“I fear that I have not sufficiently thanked you for the care which you took of the empress when she was last ill. Be to her for the future what you have been in my life-time, and salute my beautiful Peterhoff, the first time you go there with her.”
These interviews being closed, he addressed his son and Count d’Adelberg respecting his obsequies. He selected the room in which his remains were to be laid out, and the spot for his tomb in the cathedral of the Apostles Peter and Paul. “Let my funeral,” said he, “be conducted with the least possible expense or display, as all the resources of the empire are now needed for the prosecution of the war.” While conversing, news came that dispatches had arrived from Sevastopol. The emperor deeming that he had already abdicated, declined perusing them, saying, “I have nothing more to do with earth.” Alexander sat for several hours at the bed side, receiving the last directions of his father.
On the 2d of March the emperor remained upon his bed, unable to articulate a word, and with difficulty drawing each breath. At noon he revived a little and requested his son, in his name, to thank the garrison at Sevastopol for their heroism. He then sent a message to the King of Prussia, whose sister he had married. “Say to Frederic that I trust he will remain the same friend of Russia he has ever been, and that he will never forget the dying words of our father.”
The agony of death was now upon him, and he was speechless. His confessor repeated the prayers for the dying. At twenty minutes past twelve he expired, holding, till the last moment, the hand of the empress and of his son Alexander.
Alexander II., who now occupies the throne, was born the 29th of April, 1818. He is a young man of noble character and very thoroughly educated.
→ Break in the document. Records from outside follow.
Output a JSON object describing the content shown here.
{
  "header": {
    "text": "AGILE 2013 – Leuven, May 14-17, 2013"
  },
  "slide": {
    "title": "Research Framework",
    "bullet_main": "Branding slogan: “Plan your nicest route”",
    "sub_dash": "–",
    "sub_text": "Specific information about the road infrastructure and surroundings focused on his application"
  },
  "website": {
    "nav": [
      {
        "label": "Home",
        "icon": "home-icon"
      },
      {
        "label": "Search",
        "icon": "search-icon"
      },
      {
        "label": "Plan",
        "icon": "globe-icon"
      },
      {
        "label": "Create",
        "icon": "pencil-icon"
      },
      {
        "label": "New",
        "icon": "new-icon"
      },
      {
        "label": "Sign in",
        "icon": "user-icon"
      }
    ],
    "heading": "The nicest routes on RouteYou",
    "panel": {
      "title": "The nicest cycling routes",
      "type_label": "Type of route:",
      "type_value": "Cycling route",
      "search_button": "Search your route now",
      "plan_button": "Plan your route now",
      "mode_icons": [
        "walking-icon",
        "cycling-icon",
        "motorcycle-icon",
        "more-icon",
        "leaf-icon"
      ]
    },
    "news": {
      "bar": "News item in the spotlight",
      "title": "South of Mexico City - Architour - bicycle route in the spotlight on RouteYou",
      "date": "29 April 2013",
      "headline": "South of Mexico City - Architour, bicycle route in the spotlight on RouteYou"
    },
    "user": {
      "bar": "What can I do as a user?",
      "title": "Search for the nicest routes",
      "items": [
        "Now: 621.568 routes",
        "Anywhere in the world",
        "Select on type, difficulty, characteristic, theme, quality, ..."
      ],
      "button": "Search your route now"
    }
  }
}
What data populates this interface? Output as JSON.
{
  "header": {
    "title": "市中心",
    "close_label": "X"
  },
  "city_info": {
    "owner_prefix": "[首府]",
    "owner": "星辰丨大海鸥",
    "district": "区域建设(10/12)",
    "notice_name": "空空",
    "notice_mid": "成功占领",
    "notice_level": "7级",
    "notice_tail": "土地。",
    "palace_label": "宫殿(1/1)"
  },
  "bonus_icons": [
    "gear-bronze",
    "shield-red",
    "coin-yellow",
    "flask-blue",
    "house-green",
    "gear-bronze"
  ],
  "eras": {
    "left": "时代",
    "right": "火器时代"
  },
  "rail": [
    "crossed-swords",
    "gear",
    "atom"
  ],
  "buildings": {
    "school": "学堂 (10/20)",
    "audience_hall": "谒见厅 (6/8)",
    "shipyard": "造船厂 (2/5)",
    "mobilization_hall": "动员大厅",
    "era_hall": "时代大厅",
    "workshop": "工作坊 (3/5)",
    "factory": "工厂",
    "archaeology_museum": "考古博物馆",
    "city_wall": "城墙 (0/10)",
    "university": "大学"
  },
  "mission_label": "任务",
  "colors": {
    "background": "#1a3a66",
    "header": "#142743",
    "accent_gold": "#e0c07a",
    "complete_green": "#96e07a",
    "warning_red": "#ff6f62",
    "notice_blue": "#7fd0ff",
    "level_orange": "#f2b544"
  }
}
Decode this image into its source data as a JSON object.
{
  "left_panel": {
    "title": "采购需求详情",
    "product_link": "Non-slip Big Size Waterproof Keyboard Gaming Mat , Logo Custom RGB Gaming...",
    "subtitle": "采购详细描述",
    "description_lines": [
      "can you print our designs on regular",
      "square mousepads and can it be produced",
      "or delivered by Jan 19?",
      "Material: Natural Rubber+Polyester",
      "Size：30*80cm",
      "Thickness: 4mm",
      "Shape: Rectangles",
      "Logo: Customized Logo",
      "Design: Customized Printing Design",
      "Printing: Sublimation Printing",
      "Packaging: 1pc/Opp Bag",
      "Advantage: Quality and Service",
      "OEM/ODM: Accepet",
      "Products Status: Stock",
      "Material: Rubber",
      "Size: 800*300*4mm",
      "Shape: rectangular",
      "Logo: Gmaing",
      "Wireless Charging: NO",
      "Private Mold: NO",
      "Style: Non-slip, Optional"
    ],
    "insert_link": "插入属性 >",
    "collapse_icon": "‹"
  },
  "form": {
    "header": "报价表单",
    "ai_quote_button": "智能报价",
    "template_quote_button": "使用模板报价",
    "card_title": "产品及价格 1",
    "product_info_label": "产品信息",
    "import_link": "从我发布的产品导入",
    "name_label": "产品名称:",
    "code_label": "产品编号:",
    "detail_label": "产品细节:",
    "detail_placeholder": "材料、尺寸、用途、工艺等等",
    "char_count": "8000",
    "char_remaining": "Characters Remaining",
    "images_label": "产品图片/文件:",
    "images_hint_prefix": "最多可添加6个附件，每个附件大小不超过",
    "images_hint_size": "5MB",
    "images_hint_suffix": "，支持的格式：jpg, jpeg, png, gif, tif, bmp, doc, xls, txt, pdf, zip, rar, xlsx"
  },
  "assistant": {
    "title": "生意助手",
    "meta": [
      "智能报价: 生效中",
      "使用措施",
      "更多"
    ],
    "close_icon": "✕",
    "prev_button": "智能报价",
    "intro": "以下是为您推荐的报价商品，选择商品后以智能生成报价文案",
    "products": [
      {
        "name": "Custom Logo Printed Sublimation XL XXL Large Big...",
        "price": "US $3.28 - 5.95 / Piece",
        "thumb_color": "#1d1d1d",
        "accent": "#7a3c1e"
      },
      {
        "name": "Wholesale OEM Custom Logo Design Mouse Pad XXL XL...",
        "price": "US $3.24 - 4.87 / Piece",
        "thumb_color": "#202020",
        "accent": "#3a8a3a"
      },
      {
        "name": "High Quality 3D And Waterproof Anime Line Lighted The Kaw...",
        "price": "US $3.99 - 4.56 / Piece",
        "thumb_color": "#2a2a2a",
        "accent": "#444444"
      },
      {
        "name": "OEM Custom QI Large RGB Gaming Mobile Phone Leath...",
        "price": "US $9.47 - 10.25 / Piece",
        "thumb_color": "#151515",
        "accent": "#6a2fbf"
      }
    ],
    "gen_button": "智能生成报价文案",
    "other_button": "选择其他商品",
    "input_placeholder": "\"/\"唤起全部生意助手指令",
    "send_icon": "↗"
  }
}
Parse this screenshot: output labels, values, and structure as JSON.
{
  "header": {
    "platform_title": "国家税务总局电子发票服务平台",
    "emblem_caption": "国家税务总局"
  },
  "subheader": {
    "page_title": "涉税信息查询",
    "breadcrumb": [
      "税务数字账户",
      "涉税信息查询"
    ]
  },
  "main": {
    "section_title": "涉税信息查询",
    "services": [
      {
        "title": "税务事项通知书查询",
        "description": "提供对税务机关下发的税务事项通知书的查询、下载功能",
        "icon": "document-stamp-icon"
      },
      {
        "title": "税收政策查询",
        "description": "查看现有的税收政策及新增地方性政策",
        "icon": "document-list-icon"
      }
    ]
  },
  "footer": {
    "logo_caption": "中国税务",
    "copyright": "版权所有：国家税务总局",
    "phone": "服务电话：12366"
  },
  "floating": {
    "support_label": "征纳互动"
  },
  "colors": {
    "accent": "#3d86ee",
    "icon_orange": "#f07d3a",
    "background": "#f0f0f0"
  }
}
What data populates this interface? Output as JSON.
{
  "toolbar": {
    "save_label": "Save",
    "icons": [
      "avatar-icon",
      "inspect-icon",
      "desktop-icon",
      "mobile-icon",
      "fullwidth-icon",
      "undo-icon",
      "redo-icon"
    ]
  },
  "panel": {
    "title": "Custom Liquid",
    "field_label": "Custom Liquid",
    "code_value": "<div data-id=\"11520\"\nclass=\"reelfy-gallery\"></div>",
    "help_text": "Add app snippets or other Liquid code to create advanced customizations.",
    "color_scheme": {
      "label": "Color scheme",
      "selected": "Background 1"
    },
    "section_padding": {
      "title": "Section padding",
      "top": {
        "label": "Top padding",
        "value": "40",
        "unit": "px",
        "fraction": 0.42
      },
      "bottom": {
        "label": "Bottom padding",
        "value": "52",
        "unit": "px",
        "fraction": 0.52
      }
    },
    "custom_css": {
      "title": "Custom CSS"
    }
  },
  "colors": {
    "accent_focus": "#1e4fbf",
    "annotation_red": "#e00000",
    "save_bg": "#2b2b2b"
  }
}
At the age of sixteen, according to the laws of the empire, he was declared to be of age and took the oath of allegiance to the throne. From that time he lived by his father’s side in the cabinet and in the court. His fare was frugal, his bed hard, and his duties arduous in the extreme. In April, 1841, he married the princess Maria, daughter of the Grand Duke of Darmstadt. She is reported to be a lady of many accomplishments and of the most sincere and unaffected piety. He is himself a man of deep religious feeling, and many who know him, esteem him to be a sincere and spiritual Christian. What character the temptations of the throne may develop, time only can determine. He is now struggling, against the opposition of the nobles, to emancipate the boors from the slavery of serfdom, being ambitious of elevating all his subjects to the highest manhood. The temporal welfare of perhaps ninety millions of men is placed in the hands of this one monarch. An indiscreet act may plunge all Russia into the horrors of a civil war, or kindle flames of strife through Europe which no power but that of God can quench. The eyes of Europe are fixed upon him, and the friends of the Redeemer, the world over, watch his movements with solicitude and with prayer.